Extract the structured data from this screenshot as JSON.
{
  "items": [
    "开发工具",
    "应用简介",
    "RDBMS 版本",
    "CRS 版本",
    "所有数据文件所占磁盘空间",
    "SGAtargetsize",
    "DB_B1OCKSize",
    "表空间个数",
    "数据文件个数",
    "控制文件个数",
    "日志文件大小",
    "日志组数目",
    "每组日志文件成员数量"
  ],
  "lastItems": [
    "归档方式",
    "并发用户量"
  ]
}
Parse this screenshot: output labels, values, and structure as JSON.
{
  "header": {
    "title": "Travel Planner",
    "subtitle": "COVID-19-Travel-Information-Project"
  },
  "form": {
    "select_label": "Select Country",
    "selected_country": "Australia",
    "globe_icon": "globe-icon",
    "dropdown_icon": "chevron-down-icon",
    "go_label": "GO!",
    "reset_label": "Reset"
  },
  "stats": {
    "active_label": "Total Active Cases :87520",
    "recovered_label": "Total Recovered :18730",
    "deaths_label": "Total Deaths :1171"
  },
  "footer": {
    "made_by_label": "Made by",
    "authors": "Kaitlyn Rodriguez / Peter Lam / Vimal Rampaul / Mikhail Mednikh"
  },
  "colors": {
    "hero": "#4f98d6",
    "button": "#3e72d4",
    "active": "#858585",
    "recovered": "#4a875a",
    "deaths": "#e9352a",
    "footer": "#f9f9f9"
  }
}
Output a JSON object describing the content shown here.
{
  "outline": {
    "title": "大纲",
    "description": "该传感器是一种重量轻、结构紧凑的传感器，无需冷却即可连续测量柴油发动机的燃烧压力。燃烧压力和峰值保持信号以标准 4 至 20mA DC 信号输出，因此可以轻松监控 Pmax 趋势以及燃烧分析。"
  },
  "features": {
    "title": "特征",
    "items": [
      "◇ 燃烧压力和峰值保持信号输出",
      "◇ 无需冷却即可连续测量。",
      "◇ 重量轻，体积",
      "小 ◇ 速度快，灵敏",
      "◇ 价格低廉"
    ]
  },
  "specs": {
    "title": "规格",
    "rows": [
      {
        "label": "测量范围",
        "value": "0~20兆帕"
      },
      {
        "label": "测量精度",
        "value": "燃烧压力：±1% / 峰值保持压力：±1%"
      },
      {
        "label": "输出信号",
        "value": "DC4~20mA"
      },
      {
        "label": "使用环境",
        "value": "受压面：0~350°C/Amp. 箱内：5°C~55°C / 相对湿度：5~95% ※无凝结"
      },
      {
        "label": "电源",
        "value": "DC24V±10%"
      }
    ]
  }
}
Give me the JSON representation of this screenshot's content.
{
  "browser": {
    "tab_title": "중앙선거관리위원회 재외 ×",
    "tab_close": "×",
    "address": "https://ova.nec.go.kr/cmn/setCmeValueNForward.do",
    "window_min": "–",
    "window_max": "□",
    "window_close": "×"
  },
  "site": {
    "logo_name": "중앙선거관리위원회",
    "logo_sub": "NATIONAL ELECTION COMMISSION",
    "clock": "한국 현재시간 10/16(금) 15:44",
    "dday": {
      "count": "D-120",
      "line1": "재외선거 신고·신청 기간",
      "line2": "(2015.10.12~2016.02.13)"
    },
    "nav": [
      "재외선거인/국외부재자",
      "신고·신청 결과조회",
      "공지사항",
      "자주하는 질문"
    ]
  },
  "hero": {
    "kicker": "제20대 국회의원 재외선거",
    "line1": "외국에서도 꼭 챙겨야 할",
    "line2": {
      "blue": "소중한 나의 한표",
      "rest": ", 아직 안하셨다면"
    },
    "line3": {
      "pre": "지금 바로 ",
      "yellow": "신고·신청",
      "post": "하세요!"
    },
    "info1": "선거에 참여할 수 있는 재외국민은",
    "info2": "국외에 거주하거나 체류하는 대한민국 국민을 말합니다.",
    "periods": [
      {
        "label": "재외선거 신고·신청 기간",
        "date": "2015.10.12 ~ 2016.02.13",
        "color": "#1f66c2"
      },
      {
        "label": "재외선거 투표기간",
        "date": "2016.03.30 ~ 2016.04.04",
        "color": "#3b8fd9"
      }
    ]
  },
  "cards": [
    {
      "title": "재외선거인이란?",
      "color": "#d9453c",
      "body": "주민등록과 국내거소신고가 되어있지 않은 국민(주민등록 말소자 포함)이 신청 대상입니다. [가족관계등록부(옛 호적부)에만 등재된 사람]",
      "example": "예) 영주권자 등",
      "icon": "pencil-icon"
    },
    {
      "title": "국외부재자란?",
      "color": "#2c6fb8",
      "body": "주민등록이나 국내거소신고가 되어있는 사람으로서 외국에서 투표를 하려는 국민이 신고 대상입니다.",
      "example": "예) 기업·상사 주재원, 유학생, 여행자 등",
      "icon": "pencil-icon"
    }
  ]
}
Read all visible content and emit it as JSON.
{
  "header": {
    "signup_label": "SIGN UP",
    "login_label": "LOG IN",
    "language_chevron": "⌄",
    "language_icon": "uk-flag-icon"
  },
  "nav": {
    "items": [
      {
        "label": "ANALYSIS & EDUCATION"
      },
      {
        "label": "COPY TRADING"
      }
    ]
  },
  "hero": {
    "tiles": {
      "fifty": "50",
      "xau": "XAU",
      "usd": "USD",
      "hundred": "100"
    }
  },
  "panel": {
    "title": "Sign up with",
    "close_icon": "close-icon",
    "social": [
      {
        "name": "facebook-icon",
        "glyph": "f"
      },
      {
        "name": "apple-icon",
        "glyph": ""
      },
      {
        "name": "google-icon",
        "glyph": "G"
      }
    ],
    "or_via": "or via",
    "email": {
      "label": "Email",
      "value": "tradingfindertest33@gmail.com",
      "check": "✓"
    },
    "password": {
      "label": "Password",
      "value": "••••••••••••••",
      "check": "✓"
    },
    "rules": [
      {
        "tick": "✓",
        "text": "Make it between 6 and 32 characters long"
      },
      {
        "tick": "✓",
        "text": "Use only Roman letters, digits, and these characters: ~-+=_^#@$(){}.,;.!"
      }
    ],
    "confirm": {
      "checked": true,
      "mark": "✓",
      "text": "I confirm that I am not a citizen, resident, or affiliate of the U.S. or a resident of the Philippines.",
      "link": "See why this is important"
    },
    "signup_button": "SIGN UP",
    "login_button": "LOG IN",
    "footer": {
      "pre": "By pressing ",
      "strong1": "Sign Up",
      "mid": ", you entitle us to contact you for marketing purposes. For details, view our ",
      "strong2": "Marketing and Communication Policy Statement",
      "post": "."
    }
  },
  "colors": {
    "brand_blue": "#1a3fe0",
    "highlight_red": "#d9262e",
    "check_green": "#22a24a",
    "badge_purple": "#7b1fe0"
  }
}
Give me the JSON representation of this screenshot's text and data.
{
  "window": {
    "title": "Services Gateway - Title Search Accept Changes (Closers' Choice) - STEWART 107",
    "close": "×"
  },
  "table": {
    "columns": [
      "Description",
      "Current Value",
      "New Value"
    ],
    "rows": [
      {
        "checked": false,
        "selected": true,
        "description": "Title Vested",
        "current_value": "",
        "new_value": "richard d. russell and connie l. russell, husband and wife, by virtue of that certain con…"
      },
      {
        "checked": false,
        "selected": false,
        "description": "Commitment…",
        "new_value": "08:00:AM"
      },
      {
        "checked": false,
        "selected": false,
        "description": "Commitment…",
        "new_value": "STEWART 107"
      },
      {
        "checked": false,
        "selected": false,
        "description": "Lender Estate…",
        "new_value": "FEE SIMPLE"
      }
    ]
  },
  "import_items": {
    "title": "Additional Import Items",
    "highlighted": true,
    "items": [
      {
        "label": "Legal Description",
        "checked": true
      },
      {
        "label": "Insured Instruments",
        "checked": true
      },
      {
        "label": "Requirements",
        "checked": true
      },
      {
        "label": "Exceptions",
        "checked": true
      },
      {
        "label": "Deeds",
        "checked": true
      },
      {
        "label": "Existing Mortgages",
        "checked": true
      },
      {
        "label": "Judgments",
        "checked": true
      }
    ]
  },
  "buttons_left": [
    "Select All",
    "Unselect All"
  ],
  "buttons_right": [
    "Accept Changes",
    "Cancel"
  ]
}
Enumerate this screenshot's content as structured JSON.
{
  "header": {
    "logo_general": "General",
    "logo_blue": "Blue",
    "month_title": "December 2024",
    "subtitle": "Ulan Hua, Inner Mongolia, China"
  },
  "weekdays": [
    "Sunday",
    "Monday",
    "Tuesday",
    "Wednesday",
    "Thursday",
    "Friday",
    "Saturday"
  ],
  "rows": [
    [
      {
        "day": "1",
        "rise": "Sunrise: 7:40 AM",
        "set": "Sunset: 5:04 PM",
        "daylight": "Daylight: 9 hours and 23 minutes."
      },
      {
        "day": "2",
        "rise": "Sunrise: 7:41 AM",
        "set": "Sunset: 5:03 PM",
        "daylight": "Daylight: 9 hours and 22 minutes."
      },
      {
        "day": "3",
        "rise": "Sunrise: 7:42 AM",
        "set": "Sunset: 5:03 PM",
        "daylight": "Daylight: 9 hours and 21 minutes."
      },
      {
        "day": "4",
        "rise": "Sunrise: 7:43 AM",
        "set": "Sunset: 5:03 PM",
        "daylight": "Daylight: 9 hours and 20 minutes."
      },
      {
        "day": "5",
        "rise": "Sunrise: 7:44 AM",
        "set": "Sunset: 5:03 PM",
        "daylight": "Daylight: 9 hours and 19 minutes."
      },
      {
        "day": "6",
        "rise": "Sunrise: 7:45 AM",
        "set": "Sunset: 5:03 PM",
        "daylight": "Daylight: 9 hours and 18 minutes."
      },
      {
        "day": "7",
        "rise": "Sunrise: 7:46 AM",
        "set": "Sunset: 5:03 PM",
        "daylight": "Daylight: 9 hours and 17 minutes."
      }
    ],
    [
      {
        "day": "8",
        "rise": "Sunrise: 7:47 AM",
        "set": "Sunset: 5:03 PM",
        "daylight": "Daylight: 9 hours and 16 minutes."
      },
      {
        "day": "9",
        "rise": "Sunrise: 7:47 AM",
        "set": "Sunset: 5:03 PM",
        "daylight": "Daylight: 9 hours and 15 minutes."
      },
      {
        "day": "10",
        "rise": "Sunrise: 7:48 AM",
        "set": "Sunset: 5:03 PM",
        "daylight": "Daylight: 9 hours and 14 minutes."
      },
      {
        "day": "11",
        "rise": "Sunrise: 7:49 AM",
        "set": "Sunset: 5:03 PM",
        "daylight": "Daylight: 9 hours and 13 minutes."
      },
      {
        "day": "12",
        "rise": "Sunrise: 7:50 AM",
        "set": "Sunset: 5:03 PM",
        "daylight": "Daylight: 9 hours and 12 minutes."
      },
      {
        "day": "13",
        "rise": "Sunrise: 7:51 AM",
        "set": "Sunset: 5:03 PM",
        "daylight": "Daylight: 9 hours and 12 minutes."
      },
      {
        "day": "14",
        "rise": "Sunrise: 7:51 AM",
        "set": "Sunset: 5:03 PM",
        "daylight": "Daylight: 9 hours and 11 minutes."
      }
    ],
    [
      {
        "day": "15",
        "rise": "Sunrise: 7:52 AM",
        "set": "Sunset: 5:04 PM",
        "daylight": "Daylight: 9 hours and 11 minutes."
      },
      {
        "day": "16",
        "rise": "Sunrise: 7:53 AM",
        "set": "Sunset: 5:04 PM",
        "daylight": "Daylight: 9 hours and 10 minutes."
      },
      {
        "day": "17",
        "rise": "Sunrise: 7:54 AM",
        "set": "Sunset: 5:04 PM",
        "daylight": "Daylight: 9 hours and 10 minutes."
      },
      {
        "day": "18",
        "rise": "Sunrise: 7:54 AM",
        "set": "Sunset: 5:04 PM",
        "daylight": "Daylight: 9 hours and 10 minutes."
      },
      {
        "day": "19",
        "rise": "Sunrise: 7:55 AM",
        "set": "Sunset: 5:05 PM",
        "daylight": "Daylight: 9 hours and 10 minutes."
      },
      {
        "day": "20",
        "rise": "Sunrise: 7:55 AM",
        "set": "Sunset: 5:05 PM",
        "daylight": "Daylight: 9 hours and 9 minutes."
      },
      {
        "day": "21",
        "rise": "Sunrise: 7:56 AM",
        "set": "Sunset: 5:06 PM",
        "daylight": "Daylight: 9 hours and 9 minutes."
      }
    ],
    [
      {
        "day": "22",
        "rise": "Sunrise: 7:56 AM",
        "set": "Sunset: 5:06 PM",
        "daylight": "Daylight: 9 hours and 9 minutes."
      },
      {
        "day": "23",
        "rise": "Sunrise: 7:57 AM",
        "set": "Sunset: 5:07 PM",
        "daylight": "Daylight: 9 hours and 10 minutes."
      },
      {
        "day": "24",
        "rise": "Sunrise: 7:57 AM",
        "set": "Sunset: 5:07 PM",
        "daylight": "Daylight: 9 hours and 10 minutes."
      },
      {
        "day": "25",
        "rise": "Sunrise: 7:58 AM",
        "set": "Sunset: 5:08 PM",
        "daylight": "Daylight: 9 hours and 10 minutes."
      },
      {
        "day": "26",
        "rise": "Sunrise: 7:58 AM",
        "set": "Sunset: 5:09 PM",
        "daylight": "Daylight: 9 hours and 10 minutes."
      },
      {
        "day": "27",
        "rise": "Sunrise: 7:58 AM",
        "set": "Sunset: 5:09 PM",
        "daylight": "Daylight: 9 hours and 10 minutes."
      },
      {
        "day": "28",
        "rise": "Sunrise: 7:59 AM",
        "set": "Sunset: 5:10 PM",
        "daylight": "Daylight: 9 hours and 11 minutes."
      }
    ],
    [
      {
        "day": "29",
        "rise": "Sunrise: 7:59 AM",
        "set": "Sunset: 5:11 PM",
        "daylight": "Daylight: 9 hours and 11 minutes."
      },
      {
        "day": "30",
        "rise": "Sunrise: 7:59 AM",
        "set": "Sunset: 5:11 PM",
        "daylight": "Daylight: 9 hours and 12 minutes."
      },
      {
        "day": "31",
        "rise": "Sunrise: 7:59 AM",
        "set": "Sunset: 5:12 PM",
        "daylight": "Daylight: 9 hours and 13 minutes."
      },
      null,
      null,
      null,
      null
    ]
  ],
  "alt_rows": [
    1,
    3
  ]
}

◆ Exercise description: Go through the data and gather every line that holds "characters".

◆ Answer for the task:
        "text": "Make it between 6 and 32 characters long"
        "text": "Use only Roman letters, digits, and these characters: ~-+=_^#@$(){}.,;.!"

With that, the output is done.